The records below must be reproduced exactly, excluding any pictures.

┌──

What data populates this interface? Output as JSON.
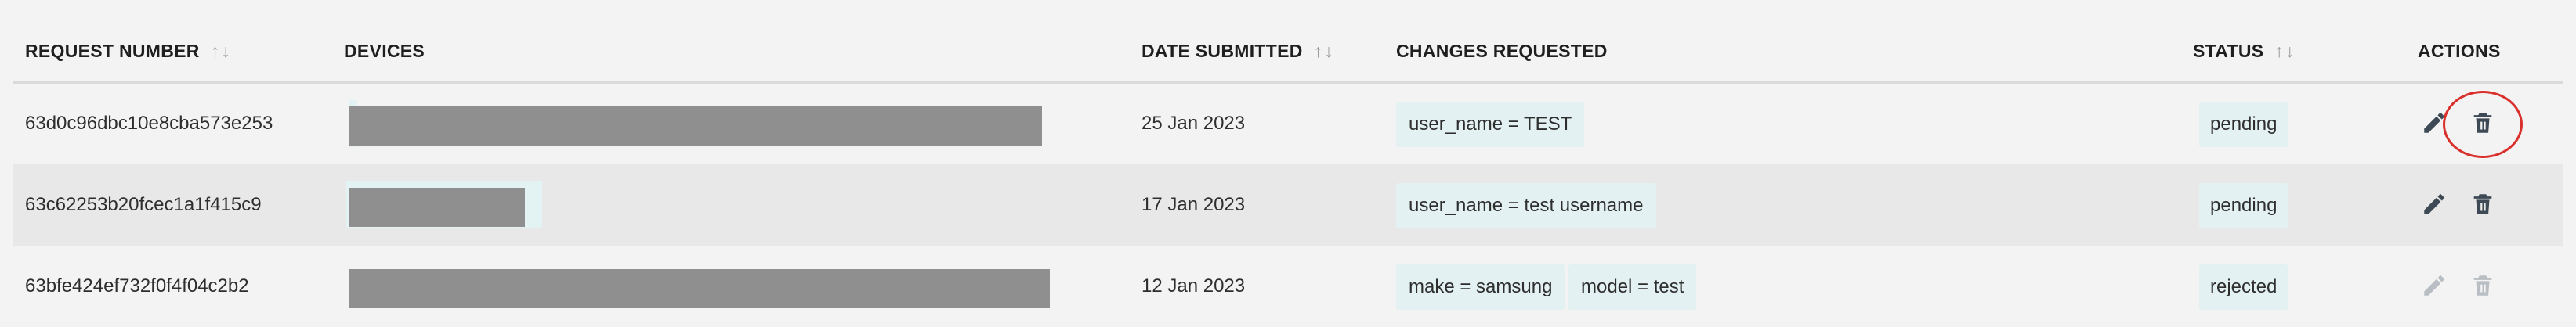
{
  "headers": {
    "request_number": "REQUEST NUMBER",
    "devices": "DEVICES",
    "date_submitted": "DATE SUBMITTED",
    "changes_requested": "CHANGES REQUESTED",
    "status": "STATUS",
    "actions": "ACTIONS",
    "sort_glyph": "↑↓"
  },
  "rows": [
    {
      "request_number": "63d0c96dbc10e8cba573e253",
      "device_redacted": true,
      "date": "25 Jan 2023",
      "changes": [
        "user_name = TEST"
      ],
      "status": "pending",
      "actions_enabled": true
    },
    {
      "request_number": "63c62253b20fcec1a1f415c9",
      "device_redacted": true,
      "date": "17 Jan 2023",
      "changes": [
        "user_name = test username"
      ],
      "status": "pending",
      "actions_enabled": true
    },
    {
      "request_number": "63bfe424ef732f0f4f04c2b2",
      "device_redacted": true,
      "date": "12 Jan 2023",
      "changes": [
        "make = samsung",
        "model = test"
      ],
      "status": "rejected",
      "actions_enabled": false
    }
  ],
  "icons": {
    "edit": "pencil-icon",
    "delete": "trash-icon"
  },
  "colors": {
    "chip_bg": "#e3f1f2",
    "redaction": "#8f8f8f",
    "alt_row": "#e8e8e8",
    "icon_active": "#3d4a55",
    "icon_disabled": "#b8bec3",
    "highlight": "#d9302c"
  }
}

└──

- **Reply**
What data populates this interface? Output as JSON.
{
  "headers": {
    "request_number": "REQUEST NUMBER",
    "devices": "DEVICES",
    "date_submitted": "DATE SUBMITTED",
    "changes_requested": "CHANGES REQUESTED",
    "status": "STATUS",
    "actions": "ACTIONS",
    "sort_glyph": "↑↓"
  },
  "rows": [
    {
      "request_number": "63d0c96dbc10e8cba573e253",
      "device_redacted": true,
      "date": "25 Jan 2023",
      "changes": [
        "user_name = TEST"
      ],
      "status": "pending",
      "actions_enabled": true
    },
    {
      "request_number": "63c62253b20fcec1a1f415c9",
      "device_redacted": true,
      "date": "17 Jan 2023",
      "changes": [
        "user_name = test username"
      ],
      "status": "pending",
      "actions_enabled": true
    },
    {
      "request_number": "63bfe424ef732f0f4f04c2b2",
      "device_redacted": true,
      "date": "12 Jan 2023",
      "changes": [
        "make = samsung",
        "model = test"
      ],
      "status": "rejected",
      "actions_enabled": false
    }
  ],
  "icons": {
    "edit": "pencil-icon",
    "delete": "trash-icon"
  },
  "colors": {
    "chip_bg": "#e3f1f2",
    "redaction": "#8f8f8f",
    "alt_row": "#e8e8e8",
    "icon_active": "#3d4a55",
    "icon_disabled": "#b8bec3",
    "highlight": "#d9302c"
  }
}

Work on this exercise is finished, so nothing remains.